Instructions to follow >> Retype the data in its entirety, with no word changed.

Exercise data >>
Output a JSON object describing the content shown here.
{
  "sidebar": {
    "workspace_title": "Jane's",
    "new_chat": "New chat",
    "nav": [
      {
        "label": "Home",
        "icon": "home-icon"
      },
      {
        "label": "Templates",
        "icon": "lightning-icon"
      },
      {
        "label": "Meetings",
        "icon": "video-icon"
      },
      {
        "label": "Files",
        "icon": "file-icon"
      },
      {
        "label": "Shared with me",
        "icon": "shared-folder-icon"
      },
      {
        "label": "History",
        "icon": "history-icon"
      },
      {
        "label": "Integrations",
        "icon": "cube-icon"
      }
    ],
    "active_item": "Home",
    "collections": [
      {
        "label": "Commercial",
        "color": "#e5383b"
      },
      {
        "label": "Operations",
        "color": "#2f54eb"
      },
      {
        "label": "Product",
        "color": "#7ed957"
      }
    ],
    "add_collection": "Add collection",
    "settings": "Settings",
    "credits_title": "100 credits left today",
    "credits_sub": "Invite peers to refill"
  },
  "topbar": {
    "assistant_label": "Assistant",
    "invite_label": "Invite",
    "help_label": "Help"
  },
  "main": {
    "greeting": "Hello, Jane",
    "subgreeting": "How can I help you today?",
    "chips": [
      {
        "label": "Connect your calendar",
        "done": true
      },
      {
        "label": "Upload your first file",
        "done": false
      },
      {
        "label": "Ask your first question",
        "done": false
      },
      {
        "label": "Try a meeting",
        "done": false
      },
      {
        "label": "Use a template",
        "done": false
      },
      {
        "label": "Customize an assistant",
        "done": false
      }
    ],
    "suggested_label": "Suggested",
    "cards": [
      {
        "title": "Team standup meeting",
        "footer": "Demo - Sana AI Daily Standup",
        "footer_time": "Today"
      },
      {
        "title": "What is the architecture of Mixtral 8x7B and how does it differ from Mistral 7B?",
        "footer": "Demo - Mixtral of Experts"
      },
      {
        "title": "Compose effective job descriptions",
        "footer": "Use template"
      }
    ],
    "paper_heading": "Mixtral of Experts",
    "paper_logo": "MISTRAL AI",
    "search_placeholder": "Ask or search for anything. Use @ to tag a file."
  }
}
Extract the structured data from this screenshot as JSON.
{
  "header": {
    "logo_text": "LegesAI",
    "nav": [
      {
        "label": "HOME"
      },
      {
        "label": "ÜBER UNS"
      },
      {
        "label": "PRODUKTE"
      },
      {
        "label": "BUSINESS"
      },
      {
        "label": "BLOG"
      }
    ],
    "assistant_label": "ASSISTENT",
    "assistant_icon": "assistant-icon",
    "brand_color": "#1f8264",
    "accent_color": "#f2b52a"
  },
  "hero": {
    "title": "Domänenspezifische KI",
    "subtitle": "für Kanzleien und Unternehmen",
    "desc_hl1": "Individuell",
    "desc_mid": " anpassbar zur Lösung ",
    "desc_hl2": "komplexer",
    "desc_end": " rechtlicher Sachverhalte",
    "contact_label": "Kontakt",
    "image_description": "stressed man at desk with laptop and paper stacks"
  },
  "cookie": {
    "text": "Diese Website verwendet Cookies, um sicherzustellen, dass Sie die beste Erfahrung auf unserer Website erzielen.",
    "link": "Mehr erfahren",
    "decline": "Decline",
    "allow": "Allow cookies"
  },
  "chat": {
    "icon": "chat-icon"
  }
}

Solution to this task >>
Output a JSON object describing the content shown here.
{
  "sidebar": {
    "workspace_title": "Jane's",
    "new_chat": "New chat",
    "nav": [
      {
        "label": "Home",
        "icon": "home-icon"
      },
      {
        "label": "Templates",
        "icon": "lightning-icon"
      },
      {
        "label": "Meetings",
        "icon": "video-icon"
      },
      {
        "label": "Files",
        "icon": "file-icon"
      },
      {
        "label": "Shared with me",
        "icon": "shared-folder-icon"
      },
      {
        "label": "History",
        "icon": "history-icon"
      },
      {
        "label": "Integrations",
        "icon": "cube-icon"
      }
    ],
    "active_item": "Home",
    "collections": [
      {
        "label": "Commercial",
        "color": "#e5383b"
      },
      {
        "label": "Operations",
        "color": "#2f54eb"
      },
      {
        "label": "Product",
        "color": "#7ed957"
      }
    ],
    "add_collection": "Add collection",
    "settings": "Settings",
    "credits_title": "100 credits left today",
    "credits_sub": "Invite peers to refill"
  },
  "topbar": {
    "assistant_label": "Assistant",
    "invite_label": "Invite",
    "help_label": "Help"
  },
  "main": {
    "greeting": "Hello, Jane",
    "subgreeting": "How can I help you today?",
    "chips": [
      {
        "label": "Connect your calendar",
        "done": true
      },
      {
        "label": "Upload your first file",
        "done": false
      },
      {
        "label": "Ask your first question",
        "done": false
      },
      {
        "label": "Try a meeting",
        "done": false
      },
      {
        "label": "Use a template",
        "done": false
      },
      {
        "label": "Customize an assistant",
        "done": false
      }
    ],
    "suggested_label": "Suggested",
    "cards": [
      {
        "title": "Team standup meeting",
        "footer": "Demo - Sana AI Daily Standup",
        "footer_time": "Today"
      },
      {
        "title": "What is the architecture of Mixtral 8x7B and how does it differ from Mistral 7B?",
        "footer": "Demo - Mixtral of Experts"
      },
      {
        "title": "Compose effective job descriptions",
        "footer": "Use template"
      }
    ],
    "paper_heading": "Mixtral of Experts",
    "paper_logo": "MISTRAL AI",
    "search_placeholder": "Ask or search for anything. Use @ to tag a file."
  }
}
Extract the structured data from this screenshot as JSON.
{
  "header": {
    "logo_text": "LegesAI",
    "nav": [
      {
        "label": "HOME"
      },
      {
        "label": "ÜBER UNS"
      },
      {
        "label": "PRODUKTE"
      },
      {
        "label": "BUSINESS"
      },
      {
        "label": "BLOG"
      }
    ],
    "assistant_label": "ASSISTENT",
    "assistant_icon": "assistant-icon",
    "brand_color": "#1f8264",
    "accent_color": "#f2b52a"
  },
  "hero": {
    "title": "Domänenspezifische KI",
    "subtitle": "für Kanzleien und Unternehmen",
    "desc_hl1": "Individuell",
    "desc_mid": " anpassbar zur Lösung ",
    "desc_hl2": "komplexer",
    "desc_end": " rechtlicher Sachverhalte",
    "contact_label": "Kontakt",
    "image_description": "stressed man at desk with laptop and paper stacks"
  },
  "cookie": {
    "text": "Diese Website verwendet Cookies, um sicherzustellen, dass Sie die beste Erfahrung auf unserer Website erzielen.",
    "link": "Mehr erfahren",
    "decline": "Decline",
    "allow": "Allow cookies"
  },
  "chat": {
    "icon": "chat-icon"
  }
}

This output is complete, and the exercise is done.